__Task__. All entries should be copied exactly, none left out.

Items from an interface collection:
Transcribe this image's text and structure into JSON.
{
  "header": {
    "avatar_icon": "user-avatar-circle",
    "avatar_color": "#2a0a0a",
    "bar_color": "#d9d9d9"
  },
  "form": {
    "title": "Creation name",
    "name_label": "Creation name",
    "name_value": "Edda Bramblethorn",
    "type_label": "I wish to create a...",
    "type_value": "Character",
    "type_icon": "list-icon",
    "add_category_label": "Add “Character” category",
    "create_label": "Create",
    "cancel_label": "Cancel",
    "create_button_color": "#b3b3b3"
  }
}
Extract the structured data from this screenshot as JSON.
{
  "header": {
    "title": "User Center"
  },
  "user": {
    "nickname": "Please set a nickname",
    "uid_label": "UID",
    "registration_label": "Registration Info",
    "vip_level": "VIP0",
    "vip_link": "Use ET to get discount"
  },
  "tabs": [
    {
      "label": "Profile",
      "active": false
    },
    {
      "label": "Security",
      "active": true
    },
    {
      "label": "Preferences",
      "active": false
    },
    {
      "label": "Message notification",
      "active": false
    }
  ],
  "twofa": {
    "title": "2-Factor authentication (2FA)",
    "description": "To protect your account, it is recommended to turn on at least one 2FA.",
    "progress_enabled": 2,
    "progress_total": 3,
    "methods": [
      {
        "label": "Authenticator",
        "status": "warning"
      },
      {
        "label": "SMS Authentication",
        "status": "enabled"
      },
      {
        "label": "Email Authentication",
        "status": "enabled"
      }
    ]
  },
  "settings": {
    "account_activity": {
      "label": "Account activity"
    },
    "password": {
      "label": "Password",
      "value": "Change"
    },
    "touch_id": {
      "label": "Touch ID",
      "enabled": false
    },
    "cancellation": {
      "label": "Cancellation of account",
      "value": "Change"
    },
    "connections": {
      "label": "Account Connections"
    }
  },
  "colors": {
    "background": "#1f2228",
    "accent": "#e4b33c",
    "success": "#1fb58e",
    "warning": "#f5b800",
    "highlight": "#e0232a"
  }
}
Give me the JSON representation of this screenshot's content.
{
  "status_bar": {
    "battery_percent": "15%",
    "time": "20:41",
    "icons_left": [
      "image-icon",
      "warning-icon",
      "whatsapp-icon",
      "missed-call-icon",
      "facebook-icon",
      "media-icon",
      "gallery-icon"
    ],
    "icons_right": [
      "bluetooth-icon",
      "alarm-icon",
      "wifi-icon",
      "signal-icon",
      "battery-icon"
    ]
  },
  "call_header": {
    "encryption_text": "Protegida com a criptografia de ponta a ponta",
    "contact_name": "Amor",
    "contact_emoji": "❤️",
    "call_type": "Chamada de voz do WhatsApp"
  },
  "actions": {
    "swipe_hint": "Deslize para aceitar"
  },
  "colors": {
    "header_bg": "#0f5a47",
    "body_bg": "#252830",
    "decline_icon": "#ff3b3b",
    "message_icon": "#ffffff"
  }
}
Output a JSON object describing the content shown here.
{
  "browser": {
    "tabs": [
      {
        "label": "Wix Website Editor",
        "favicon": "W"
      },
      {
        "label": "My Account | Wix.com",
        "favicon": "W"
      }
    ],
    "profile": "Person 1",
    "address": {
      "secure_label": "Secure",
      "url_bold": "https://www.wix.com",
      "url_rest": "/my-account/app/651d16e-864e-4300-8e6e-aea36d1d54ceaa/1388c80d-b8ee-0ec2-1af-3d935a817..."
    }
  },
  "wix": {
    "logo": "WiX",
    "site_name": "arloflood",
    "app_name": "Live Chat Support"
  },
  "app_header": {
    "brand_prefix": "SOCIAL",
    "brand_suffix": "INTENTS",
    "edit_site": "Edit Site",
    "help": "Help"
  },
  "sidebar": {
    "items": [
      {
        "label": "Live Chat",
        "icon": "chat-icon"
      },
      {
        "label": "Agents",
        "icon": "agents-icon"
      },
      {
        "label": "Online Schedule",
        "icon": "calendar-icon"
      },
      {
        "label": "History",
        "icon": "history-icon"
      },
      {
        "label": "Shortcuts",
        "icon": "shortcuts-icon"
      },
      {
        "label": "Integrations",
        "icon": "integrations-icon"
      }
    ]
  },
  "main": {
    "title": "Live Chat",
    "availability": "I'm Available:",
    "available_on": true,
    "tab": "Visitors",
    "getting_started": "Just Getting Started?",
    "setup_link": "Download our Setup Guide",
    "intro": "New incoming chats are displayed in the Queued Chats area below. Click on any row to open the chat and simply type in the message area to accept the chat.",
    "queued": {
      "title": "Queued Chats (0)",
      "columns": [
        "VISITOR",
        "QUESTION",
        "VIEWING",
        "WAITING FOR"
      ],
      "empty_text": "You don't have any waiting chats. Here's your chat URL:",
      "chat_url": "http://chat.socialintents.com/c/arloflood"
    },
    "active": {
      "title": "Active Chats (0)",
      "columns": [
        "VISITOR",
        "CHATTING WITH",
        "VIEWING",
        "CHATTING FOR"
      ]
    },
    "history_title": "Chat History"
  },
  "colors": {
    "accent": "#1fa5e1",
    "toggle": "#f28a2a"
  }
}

__Result of this task__.
Transcribe this image's text and structure into JSON.
{
  "header": {
    "avatar_icon": "user-avatar-circle",
    "avatar_color": "#2a0a0a",
    "bar_color": "#d9d9d9"
  },
  "form": {
    "title": "Creation name",
    "name_label": "Creation name",
    "name_value": "Edda Bramblethorn",
    "type_label": "I wish to create a...",
    "type_value": "Character",
    "type_icon": "list-icon",
    "add_category_label": "Add “Character” category",
    "create_label": "Create",
    "cancel_label": "Cancel",
    "create_button_color": "#b3b3b3"
  }
}
Extract the structured data from this screenshot as JSON.
{
  "header": {
    "title": "User Center"
  },
  "user": {
    "nickname": "Please set a nickname",
    "uid_label": "UID",
    "registration_label": "Registration Info",
    "vip_level": "VIP0",
    "vip_link": "Use ET to get discount"
  },
  "tabs": [
    {
      "label": "Profile",
      "active": false
    },
    {
      "label": "Security",
      "active": true
    },
    {
      "label": "Preferences",
      "active": false
    },
    {
      "label": "Message notification",
      "active": false
    }
  ],
  "twofa": {
    "title": "2-Factor authentication (2FA)",
    "description": "To protect your account, it is recommended to turn on at least one 2FA.",
    "progress_enabled": 2,
    "progress_total": 3,
    "methods": [
      {
        "label": "Authenticator",
        "status": "warning"
      },
      {
        "label": "SMS Authentication",
        "status": "enabled"
      },
      {
        "label": "Email Authentication",
        "status": "enabled"
      }
    ]
  },
  "settings": {
    "account_activity": {
      "label": "Account activity"
    },
    "password": {
      "label": "Password",
      "value": "Change"
    },
    "touch_id": {
      "label": "Touch ID",
      "enabled": false
    },
    "cancellation": {
      "label": "Cancellation of account",
      "value": "Change"
    },
    "connections": {
      "label": "Account Connections"
    }
  },
  "colors": {
    "background": "#1f2228",
    "accent": "#e4b33c",
    "success": "#1fb58e",
    "warning": "#f5b800",
    "highlight": "#e0232a"
  }
}
Give me the JSON representation of this screenshot's content.
{
  "status_bar": {
    "battery_percent": "15%",
    "time": "20:41",
    "icons_left": [
      "image-icon",
      "warning-icon",
      "whatsapp-icon",
      "missed-call-icon",
      "facebook-icon",
      "media-icon",
      "gallery-icon"
    ],
    "icons_right": [
      "bluetooth-icon",
      "alarm-icon",
      "wifi-icon",
      "signal-icon",
      "battery-icon"
    ]
  },
  "call_header": {
    "encryption_text": "Protegida com a criptografia de ponta a ponta",
    "contact_name": "Amor",
    "contact_emoji": "❤️",
    "call_type": "Chamada de voz do WhatsApp"
  },
  "actions": {
    "swipe_hint": "Deslize para aceitar"
  },
  "colors": {
    "header_bg": "#0f5a47",
    "body_bg": "#252830",
    "decline_icon": "#ff3b3b",
    "message_icon": "#ffffff"
  }
}
Output a JSON object describing the content shown here.
{
  "browser": {
    "tabs": [
      {
        "label": "Wix Website Editor",
        "favicon": "W"
      },
      {
        "label": "My Account | Wix.com",
        "favicon": "W"
      }
    ],
    "profile": "Person 1",
    "address": {
      "secure_label": "Secure",
      "url_bold": "https://www.wix.com",
      "url_rest": "/my-account/app/651d16e-864e-4300-8e6e-aea36d1d54ceaa/1388c80d-b8ee-0ec2-1af-3d935a817..."
    }
  },
  "wix": {
    "logo": "WiX",
    "site_name": "arloflood",
    "app_name": "Live Chat Support"
  },
  "app_header": {
    "brand_prefix": "SOCIAL",
    "brand_suffix": "INTENTS",
    "edit_site": "Edit Site",
    "help": "Help"
  },
  "sidebar": {
    "items": [
      {
        "label": "Live Chat",
        "icon": "chat-icon"
      },
      {
        "label": "Agents",
        "icon": "agents-icon"
      },
      {
        "label": "Online Schedule",
        "icon": "calendar-icon"
      },
      {
        "label": "History",
        "icon": "history-icon"
      },
      {
        "label": "Shortcuts",
        "icon": "shortcuts-icon"
      },
      {
        "label": "Integrations",
        "icon": "integrations-icon"
      }
    ]
  },
  "main": {
    "title": "Live Chat",
    "availability": "I'm Available:",
    "available_on": true,
    "tab": "Visitors",
    "getting_started": "Just Getting Started?",
    "setup_link": "Download our Setup Guide",
    "intro": "New incoming chats are displayed in the Queued Chats area below. Click on any row to open the chat and simply type in the message area to accept the chat.",
    "queued": {
      "title": "Queued Chats (0)",
      "columns": [
        "VISITOR",
        "QUESTION",
        "VIEWING",
        "WAITING FOR"
      ],
      "empty_text": "You don't have any waiting chats. Here's your chat URL:",
      "chat_url": "http://chat.socialintents.com/c/arloflood"
    },
    "active": {
      "title": "Active Chats (0)",
      "columns": [
        "VISITOR",
        "CHATTING WITH",
        "VIEWING",
        "CHATTING FOR"
      ]
    },
    "history_title": "Chat History"
  },
  "colors": {
    "accent": "#1fa5e1",
    "toggle": "#f28a2a"
  }
}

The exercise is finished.